But lucky us, we were still able to buy a plane ticket to Jakarta on the next flight out-- the last flight of the day at 8:50pm. Of course, it cost twice as much as our original one, and we couldn't transfer or buy the extra 5kg of luggage allowance that we had for our original flight (had to buy it 6 hours before, aha, more wasted money!), so somehow we had to shrink our usual 20kg each into 15kg, unless we wanted excess baggage charges. Lovely!

Pissed off with the contradictory attitudes towards transport schedules and then the bureaucratic rules where WE needed to be early, but no one else needed to run on time, we hopped in a taxi to the other terminal and asked our driver to drive extra fast. He was all too happy, and we rewarded him with a few presents-- a raincoat, drinks, books, whatever might have put us over the weight limit-- as we put on layer upon layer of clothing and our heaviest shoes, layered purses inside purses, and stuffed anything weighty into the carry-ons. We arrived in about 15 minutes, and dashed to the check-in desk like we were contenders on the Amazing Race. A smiling girl greeted us, weighed our bags-- 14.1 kg for Adrian and 15.7kg for Dayle-- and we cheered like we'd just won first place!
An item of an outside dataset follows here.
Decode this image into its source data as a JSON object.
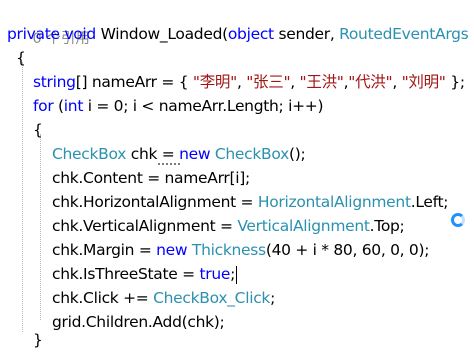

A small victory... we treated ourselves to a leisurely McDonalds' snack and slowly made our way through security, and arrived in our departure lounge to find quite a lot of people hanging out. Later on, as we were fighting with our computer, trying to connect to the free wifi, we hear the announcement: "Flight AK392, we are now ready for boarding..." Yup, that's right, our 7pm flight, with its first boarding call just after 9pm. (pictured left) ARRRRRGGGGGGHHHHHHHHHHHHHHH!!!!!!!!!!!!!!!!!!
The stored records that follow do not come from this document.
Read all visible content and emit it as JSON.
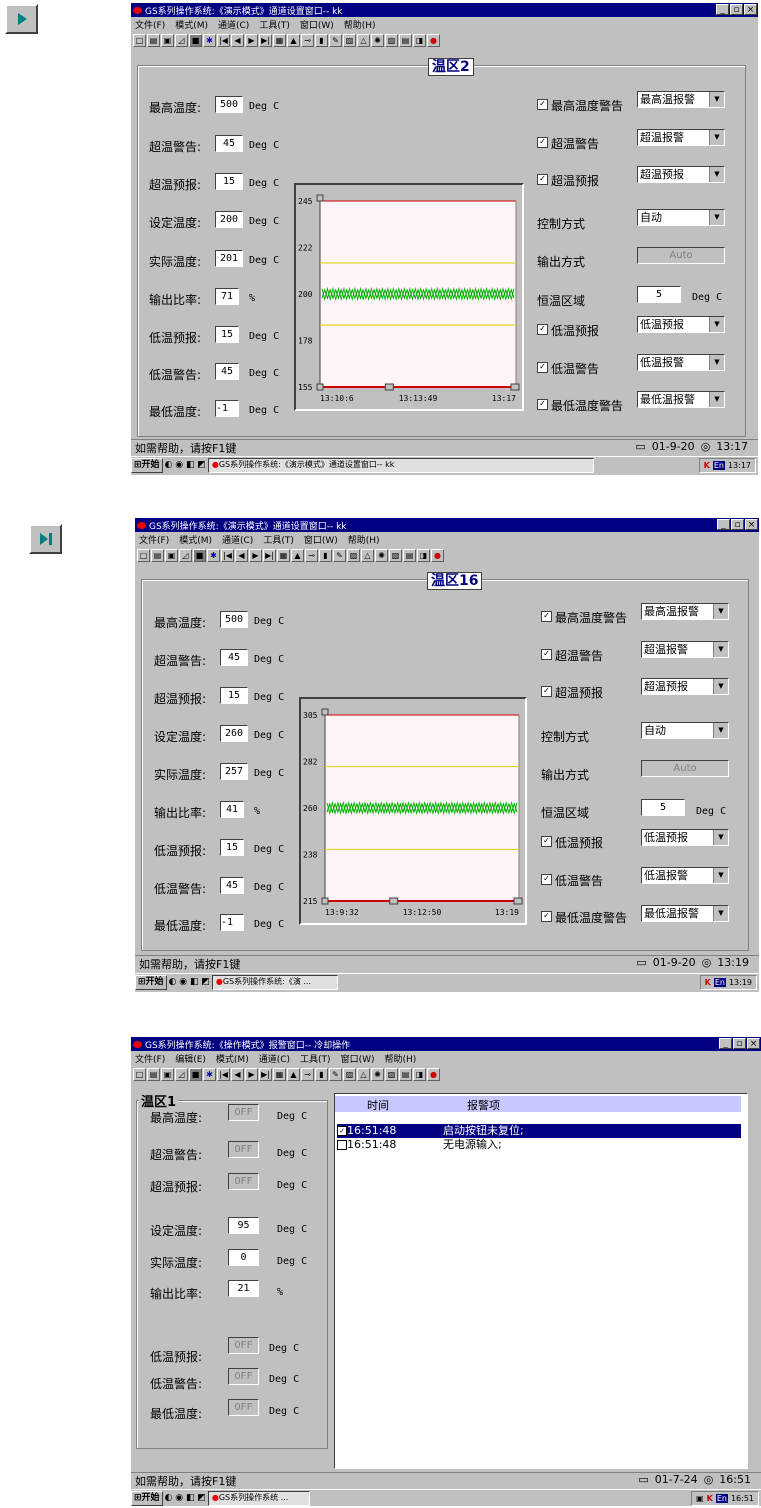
{
  "nav_buttons": {
    "play_glyph": "▶",
    "last_glyph": "▶|"
  },
  "common": {
    "menu": [
      "文件(F)",
      "模式(M)",
      "通道(C)",
      "工具(T)",
      "窗口(W)",
      "帮助(H)"
    ],
    "menu3": [
      "文件(F)",
      "编辑(E)",
      "模式(M)",
      "通道(C)",
      "工具(T)",
      "窗口(W)",
      "帮助(H)"
    ],
    "help_text": "如需帮助，请按F1键",
    "start": "开始",
    "lang": "En",
    "deg_c": "Deg C",
    "percent": "%",
    "labels": {
      "max_temp": "最高温度:",
      "overtemp_warn": "超温警告:",
      "overtemp_pre": "超温预报:",
      "set_temp": "设定温度:",
      "actual_temp": "实际温度:",
      "output_ratio": "输出比率:",
      "low_pre": "低温预报:",
      "low_warn": "低温警告:",
      "min_temp": "最低温度:"
    },
    "right_labels": {
      "max_warn": "最高温度警告",
      "over_warn": "超温警告",
      "over_pre": "超温预报",
      "ctrl_mode": "控制方式",
      "out_mode": "输出方式",
      "const_zone": "恒温区域",
      "low_pre": "低温预报",
      "low_warn": "低温警告",
      "min_warn": "最低温度警告"
    },
    "selects": {
      "max_warn": "最高温报警",
      "over_warn": "超温报警",
      "over_pre": "超温预报",
      "ctrl_mode": "自动",
      "out_mode": "Auto",
      "low_pre": "低温预报",
      "low_warn": "低温报警",
      "min_warn": "最低温报警"
    }
  },
  "window1": {
    "title": "GS系列操作系统:《演示模式》通道设置窗口-- kk",
    "zone": "温区2",
    "values": {
      "max": "500",
      "over_warn": "45",
      "over_pre": "15",
      "set": "200",
      "actual": "201",
      "ratio": "71",
      "low_pre": "15",
      "low_warn": "45",
      "min": "-1"
    },
    "const_zone_value": "5",
    "date": "01-9-20",
    "time": "13:17",
    "task_label": "GS系列操作系统:《演示模式》通道设置窗口-- kk",
    "tray_time": "13:17",
    "chart_data": {
      "type": "line",
      "yticks": [
        "245",
        "222",
        "200",
        "178",
        "155"
      ],
      "xticks": [
        "13:10:6",
        "13:13:49",
        "13:17"
      ],
      "ylim": [
        155,
        245
      ],
      "upper_limit": 215,
      "lower_limit": 185,
      "series_center": 200
    }
  },
  "window2": {
    "title": "GS系列操作系统:《演示模式》通道设置窗口-- kk",
    "zone": "温区16",
    "values": {
      "max": "500",
      "over_warn": "45",
      "over_pre": "15",
      "set": "260",
      "actual": "257",
      "ratio": "41",
      "low_pre": "15",
      "low_warn": "45",
      "min": "-1"
    },
    "const_zone_value": "5",
    "date": "01-9-20",
    "time": "13:19",
    "task_label": "GS系列操作系统:《演 ...",
    "tray_time": "13:19",
    "chart_data": {
      "type": "line",
      "yticks": [
        "305",
        "282",
        "260",
        "238",
        "215"
      ],
      "xticks": [
        "13:9:32",
        "13:12:50",
        "13:19"
      ],
      "ylim": [
        215,
        305
      ],
      "upper_limit": 280,
      "lower_limit": 240,
      "series_center": 260
    }
  },
  "window3": {
    "title": "GS系列操作系统:《操作模式》报警窗口-- 冷却操作",
    "zone": "温区1",
    "values": {
      "max": "OFF",
      "over_warn": "OFF",
      "over_pre": "OFF",
      "set": "95",
      "actual": "0",
      "ratio": "21",
      "low_pre": "OFF",
      "low_warn": "OFF",
      "min": "OFF"
    },
    "list_headers": [
      "时间",
      "报警项"
    ],
    "alarms": [
      {
        "time": "16:51:48",
        "item": "启动按钮未复位;",
        "checked": true
      },
      {
        "time": "16:51:48",
        "item": "无电源输入;",
        "checked": false
      }
    ],
    "date": "01-7-24",
    "time": "16:51",
    "task_label": "GS系列操作系统 ...",
    "tray_time": "16:51"
  }
}
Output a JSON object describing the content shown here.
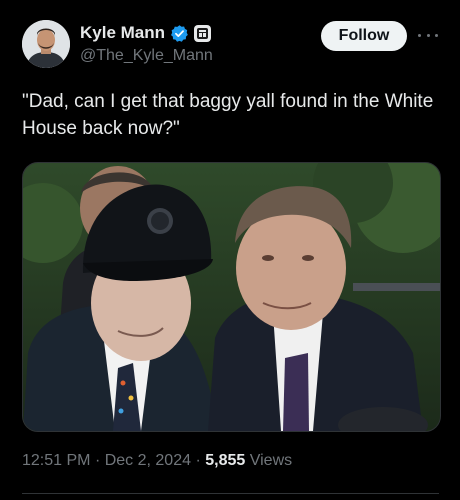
{
  "author": {
    "display_name": "Kyle Mann",
    "handle": "@The_Kyle_Mann",
    "verified_badge_color": "#1d9bf0"
  },
  "actions": {
    "follow_label": "Follow"
  },
  "post": {
    "text": "\"Dad, can I get that baggy yall found in the White House back now?\""
  },
  "meta": {
    "time": "12:51 PM",
    "separator": "·",
    "date": "Dec 2, 2024",
    "views_count": "5,855",
    "views_label": "Views"
  },
  "colors": {
    "background": "#000000",
    "text_primary": "#e7e9ea",
    "text_secondary": "#71767b",
    "follow_button_bg": "#eff3f4",
    "border": "#2f3336"
  },
  "icons": {
    "verified": "verified-checkmark-icon",
    "affiliation": "affiliation-badge-icon",
    "more": "more-options-icon"
  }
}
The morals of this story:
1. Murphy's Law can strike anytime.
2. You too, can shave 5kg off your baggage by wearing a lot of clothing and sneaking more stuff into your carry-on bag (which they never weigh) and oversized "purse". Just try not to sweat too much and make sure to pick up the 20kg carry-on like it weighs nothing at all.
3. Don't trust Malaysian bus companies to get you anywhere on time, even though Malaysia appears to be much more organized and modern than Thailand, Vietnam, Cambodia, and Burma put together.
4. Despite the similarities in spelling, "Ekspres" doesn't really translate to "Express" in Malaysia. It probably actually means "Silly tourist! We'll get there whenever we feel like getting there."